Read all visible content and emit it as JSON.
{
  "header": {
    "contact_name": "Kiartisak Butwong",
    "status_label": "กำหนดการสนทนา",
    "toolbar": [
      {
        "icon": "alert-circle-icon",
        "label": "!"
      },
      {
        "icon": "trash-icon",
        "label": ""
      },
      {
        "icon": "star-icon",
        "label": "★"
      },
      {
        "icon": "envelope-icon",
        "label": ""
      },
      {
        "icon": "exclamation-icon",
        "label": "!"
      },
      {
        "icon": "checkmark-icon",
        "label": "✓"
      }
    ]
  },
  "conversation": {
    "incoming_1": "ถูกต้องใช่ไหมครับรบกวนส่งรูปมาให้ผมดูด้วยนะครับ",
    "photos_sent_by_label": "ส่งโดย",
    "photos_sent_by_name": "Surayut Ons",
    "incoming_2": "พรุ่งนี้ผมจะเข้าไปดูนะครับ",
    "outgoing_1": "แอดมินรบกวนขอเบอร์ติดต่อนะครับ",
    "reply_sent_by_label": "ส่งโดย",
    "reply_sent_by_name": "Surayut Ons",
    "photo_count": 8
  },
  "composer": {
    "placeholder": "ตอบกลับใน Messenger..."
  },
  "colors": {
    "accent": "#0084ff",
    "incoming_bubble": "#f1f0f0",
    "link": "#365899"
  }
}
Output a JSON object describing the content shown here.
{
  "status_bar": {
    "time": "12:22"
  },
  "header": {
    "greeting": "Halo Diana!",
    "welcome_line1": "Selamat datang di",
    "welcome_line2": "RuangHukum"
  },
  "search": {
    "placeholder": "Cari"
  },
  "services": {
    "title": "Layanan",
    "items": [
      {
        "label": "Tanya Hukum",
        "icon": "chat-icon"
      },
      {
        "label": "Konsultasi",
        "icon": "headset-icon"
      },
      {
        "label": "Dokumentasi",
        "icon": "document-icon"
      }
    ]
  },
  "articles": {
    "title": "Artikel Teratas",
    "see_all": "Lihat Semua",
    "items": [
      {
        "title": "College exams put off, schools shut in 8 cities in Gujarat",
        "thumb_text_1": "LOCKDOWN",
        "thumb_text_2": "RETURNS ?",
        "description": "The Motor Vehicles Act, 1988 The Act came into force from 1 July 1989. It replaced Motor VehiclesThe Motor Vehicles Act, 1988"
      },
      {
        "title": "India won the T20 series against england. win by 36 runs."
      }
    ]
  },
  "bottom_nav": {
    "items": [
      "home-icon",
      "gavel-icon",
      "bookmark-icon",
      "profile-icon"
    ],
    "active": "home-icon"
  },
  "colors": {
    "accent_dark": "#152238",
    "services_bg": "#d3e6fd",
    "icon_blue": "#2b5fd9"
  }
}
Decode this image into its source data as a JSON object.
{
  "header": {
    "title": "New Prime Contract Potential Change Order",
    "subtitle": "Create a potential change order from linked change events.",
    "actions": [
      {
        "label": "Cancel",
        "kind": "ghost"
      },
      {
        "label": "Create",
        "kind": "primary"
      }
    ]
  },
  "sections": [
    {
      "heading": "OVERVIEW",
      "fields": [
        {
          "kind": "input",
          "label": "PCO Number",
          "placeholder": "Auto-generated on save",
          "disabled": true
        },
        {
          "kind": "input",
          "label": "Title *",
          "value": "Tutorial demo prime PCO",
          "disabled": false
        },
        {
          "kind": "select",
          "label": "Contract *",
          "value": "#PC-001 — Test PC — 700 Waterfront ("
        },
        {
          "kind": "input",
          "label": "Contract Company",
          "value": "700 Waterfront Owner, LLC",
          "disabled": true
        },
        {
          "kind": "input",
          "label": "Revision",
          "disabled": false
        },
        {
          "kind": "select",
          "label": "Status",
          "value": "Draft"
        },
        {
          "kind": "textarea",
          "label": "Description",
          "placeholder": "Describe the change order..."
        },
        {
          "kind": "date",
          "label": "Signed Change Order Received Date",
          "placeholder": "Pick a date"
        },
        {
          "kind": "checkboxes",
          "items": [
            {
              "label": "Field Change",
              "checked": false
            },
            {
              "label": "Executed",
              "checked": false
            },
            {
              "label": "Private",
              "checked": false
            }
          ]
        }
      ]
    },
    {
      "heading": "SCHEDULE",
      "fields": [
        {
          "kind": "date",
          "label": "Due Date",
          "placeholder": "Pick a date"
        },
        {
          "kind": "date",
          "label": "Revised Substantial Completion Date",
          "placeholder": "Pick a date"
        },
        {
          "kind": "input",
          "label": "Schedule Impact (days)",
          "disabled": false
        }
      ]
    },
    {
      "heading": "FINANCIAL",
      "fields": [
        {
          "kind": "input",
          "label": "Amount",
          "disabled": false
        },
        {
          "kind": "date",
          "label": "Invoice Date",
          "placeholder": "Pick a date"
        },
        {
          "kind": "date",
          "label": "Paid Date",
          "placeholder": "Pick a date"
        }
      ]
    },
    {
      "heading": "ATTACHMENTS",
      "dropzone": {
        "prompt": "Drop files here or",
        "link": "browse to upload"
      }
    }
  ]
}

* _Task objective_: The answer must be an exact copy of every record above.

* _Response to this exercise_:
Read all visible content and emit it as JSON.
{
  "header": {
    "contact_name": "Kiartisak Butwong",
    "status_label": "กำหนดการสนทนา",
    "toolbar": [
      {
        "icon": "alert-circle-icon",
        "label": "!"
      },
      {
        "icon": "trash-icon",
        "label": ""
      },
      {
        "icon": "star-icon",
        "label": "★"
      },
      {
        "icon": "envelope-icon",
        "label": ""
      },
      {
        "icon": "exclamation-icon",
        "label": "!"
      },
      {
        "icon": "checkmark-icon",
        "label": "✓"
      }
    ]
  },
  "conversation": {
    "incoming_1": "ถูกต้องใช่ไหมครับรบกวนส่งรูปมาให้ผมดูด้วยนะครับ",
    "photos_sent_by_label": "ส่งโดย",
    "photos_sent_by_name": "Surayut Ons",
    "incoming_2": "พรุ่งนี้ผมจะเข้าไปดูนะครับ",
    "outgoing_1": "แอดมินรบกวนขอเบอร์ติดต่อนะครับ",
    "reply_sent_by_label": "ส่งโดย",
    "reply_sent_by_name": "Surayut Ons",
    "photo_count": 8
  },
  "composer": {
    "placeholder": "ตอบกลับใน Messenger..."
  },
  "colors": {
    "accent": "#0084ff",
    "incoming_bubble": "#f1f0f0",
    "link": "#365899"
  }
}
Output a JSON object describing the content shown here.
{
  "status_bar": {
    "time": "12:22"
  },
  "header": {
    "greeting": "Halo Diana!",
    "welcome_line1": "Selamat datang di",
    "welcome_line2": "RuangHukum"
  },
  "search": {
    "placeholder": "Cari"
  },
  "services": {
    "title": "Layanan",
    "items": [
      {
        "label": "Tanya Hukum",
        "icon": "chat-icon"
      },
      {
        "label": "Konsultasi",
        "icon": "headset-icon"
      },
      {
        "label": "Dokumentasi",
        "icon": "document-icon"
      }
    ]
  },
  "articles": {
    "title": "Artikel Teratas",
    "see_all": "Lihat Semua",
    "items": [
      {
        "title": "College exams put off, schools shut in 8 cities in Gujarat",
        "thumb_text_1": "LOCKDOWN",
        "thumb_text_2": "RETURNS ?",
        "description": "The Motor Vehicles Act, 1988 The Act came into force from 1 July 1989. It replaced Motor VehiclesThe Motor Vehicles Act, 1988"
      },
      {
        "title": "India won the T20 series against england. win by 36 runs."
      }
    ]
  },
  "bottom_nav": {
    "items": [
      "home-icon",
      "gavel-icon",
      "bookmark-icon",
      "profile-icon"
    ],
    "active": "home-icon"
  },
  "colors": {
    "accent_dark": "#152238",
    "services_bg": "#d3e6fd",
    "icon_blue": "#2b5fd9"
  }
}
Decode this image into its source data as a JSON object.
{
  "header": {
    "title": "New Prime Contract Potential Change Order",
    "subtitle": "Create a potential change order from linked change events.",
    "actions": [
      {
        "label": "Cancel",
        "kind": "ghost"
      },
      {
        "label": "Create",
        "kind": "primary"
      }
    ]
  },
  "sections": [
    {
      "heading": "OVERVIEW",
      "fields": [
        {
          "kind": "input",
          "label": "PCO Number",
          "placeholder": "Auto-generated on save",
          "disabled": true
        },
        {
          "kind": "input",
          "label": "Title *",
          "value": "Tutorial demo prime PCO",
          "disabled": false
        },
        {
          "kind": "select",
          "label": "Contract *",
          "value": "#PC-001 — Test PC — 700 Waterfront ("
        },
        {
          "kind": "input",
          "label": "Contract Company",
          "value": "700 Waterfront Owner, LLC",
          "disabled": true
        },
        {
          "kind": "input",
          "label": "Revision",
          "disabled": false
        },
        {
          "kind": "select",
          "label": "Status",
          "value": "Draft"
        },
        {
          "kind": "textarea",
          "label": "Description",
          "placeholder": "Describe the change order..."
        },
        {
          "kind": "date",
          "label": "Signed Change Order Received Date",
          "placeholder": "Pick a date"
        },
        {
          "kind": "checkboxes",
          "items": [
            {
              "label": "Field Change",
              "checked": false
            },
            {
              "label": "Executed",
              "checked": false
            },
            {
              "label": "Private",
              "checked": false
            }
          ]
        }
      ]
    },
    {
      "heading": "SCHEDULE",
      "fields": [
        {
          "kind": "date",
          "label": "Due Date",
          "placeholder": "Pick a date"
        },
        {
          "kind": "date",
          "label": "Revised Substantial Completion Date",
          "placeholder": "Pick a date"
        },
        {
          "kind": "input",
          "label": "Schedule Impact (days)",
          "disabled": false
        }
      ]
    },
    {
      "heading": "FINANCIAL",
      "fields": [
        {
          "kind": "input",
          "label": "Amount",
          "disabled": false
        },
        {
          "kind": "date",
          "label": "Invoice Date",
          "placeholder": "Pick a date"
        },
        {
          "kind": "date",
          "label": "Paid Date",
          "placeholder": "Pick a date"
        }
      ]
    },
    {
      "heading": "ATTACHMENTS",
      "dropzone": {
        "prompt": "Drop files here or",
        "link": "browse to upload"
      }
    }
  ]
}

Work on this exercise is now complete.